The much vaunted Right to Education Act has been challenged in the Supreme Court as an unconstitutional infringement on the rights of private and minority schools.
An association of schools has challenged the constitutional validity of RTE Act in the Supreme Court saying the government was trying to enforce reservation and regulate affairs of private unaided and minority educational institutions in complete breach of an 11-judge Bench verdict of the apex court.
Under the Act free and compulsory education was made a fundamental right for children between 6-14 years and it mandated that even private educational institutions have to reserve 25 per cent of the seats for children from poor families.

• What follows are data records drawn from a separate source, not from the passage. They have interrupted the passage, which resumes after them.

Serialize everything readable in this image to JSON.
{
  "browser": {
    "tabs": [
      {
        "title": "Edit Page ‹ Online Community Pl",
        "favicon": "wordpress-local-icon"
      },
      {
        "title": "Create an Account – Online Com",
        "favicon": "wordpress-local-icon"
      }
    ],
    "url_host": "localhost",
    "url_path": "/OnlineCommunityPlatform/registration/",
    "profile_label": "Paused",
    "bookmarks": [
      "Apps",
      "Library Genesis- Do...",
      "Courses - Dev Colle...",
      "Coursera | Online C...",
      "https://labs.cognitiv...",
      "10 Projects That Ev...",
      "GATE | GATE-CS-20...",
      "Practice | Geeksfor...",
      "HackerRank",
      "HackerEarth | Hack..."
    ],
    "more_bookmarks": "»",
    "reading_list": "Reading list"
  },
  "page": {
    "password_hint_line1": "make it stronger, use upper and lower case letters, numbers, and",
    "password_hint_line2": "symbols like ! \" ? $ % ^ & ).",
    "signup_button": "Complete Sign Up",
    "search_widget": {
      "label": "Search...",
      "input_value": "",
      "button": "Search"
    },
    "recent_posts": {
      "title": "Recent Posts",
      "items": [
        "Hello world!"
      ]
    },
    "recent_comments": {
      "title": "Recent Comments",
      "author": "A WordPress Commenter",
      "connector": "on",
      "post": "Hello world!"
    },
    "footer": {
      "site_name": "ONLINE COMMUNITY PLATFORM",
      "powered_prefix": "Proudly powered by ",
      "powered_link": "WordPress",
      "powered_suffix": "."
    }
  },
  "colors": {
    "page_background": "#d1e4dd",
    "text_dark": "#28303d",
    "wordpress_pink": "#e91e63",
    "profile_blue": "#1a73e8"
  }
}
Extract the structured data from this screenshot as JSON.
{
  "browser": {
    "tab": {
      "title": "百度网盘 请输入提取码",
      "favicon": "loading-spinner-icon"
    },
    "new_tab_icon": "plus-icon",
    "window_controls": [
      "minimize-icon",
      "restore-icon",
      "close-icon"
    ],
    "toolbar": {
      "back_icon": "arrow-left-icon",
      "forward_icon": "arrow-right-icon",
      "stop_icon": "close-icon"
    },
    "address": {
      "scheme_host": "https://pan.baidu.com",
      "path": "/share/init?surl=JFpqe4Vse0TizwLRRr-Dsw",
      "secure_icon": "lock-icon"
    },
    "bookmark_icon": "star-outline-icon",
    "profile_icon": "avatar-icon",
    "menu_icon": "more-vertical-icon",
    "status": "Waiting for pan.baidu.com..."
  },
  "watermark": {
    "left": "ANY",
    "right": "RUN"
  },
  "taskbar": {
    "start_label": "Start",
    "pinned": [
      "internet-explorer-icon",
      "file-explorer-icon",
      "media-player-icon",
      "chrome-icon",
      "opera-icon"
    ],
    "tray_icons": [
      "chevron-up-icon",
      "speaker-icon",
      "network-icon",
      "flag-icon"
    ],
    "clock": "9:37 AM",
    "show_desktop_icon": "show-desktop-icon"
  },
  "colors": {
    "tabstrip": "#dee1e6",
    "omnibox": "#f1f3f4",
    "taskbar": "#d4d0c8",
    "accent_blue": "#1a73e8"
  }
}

The Association, which claims to represent 100 unaided and minority schools, argued that this virtually means these institutions must admit whichever child turns up till they run out of the quota seats. It argued that the blanket ban on interviews robs schools of their right to decide the kind of student they want.
Admission tests and interviews are already banned in Delhi under a high court judgment but many schools do run unofficial checks on the family backgrounds, income and educational qualifications of the parents.
The petitioners have faulted the “neighbourhood school” concept too, saying it “discriminates” between children. For instance, a child from a slum bordering an upscale locality may have an elite school in his “neighbourhood” while a child from another slum or a village may not.
Besides, the clause will tie many poor children to bad government schools in their locality, denying them possible free education under the weaker-section quota in a better state-aided school elsewhere.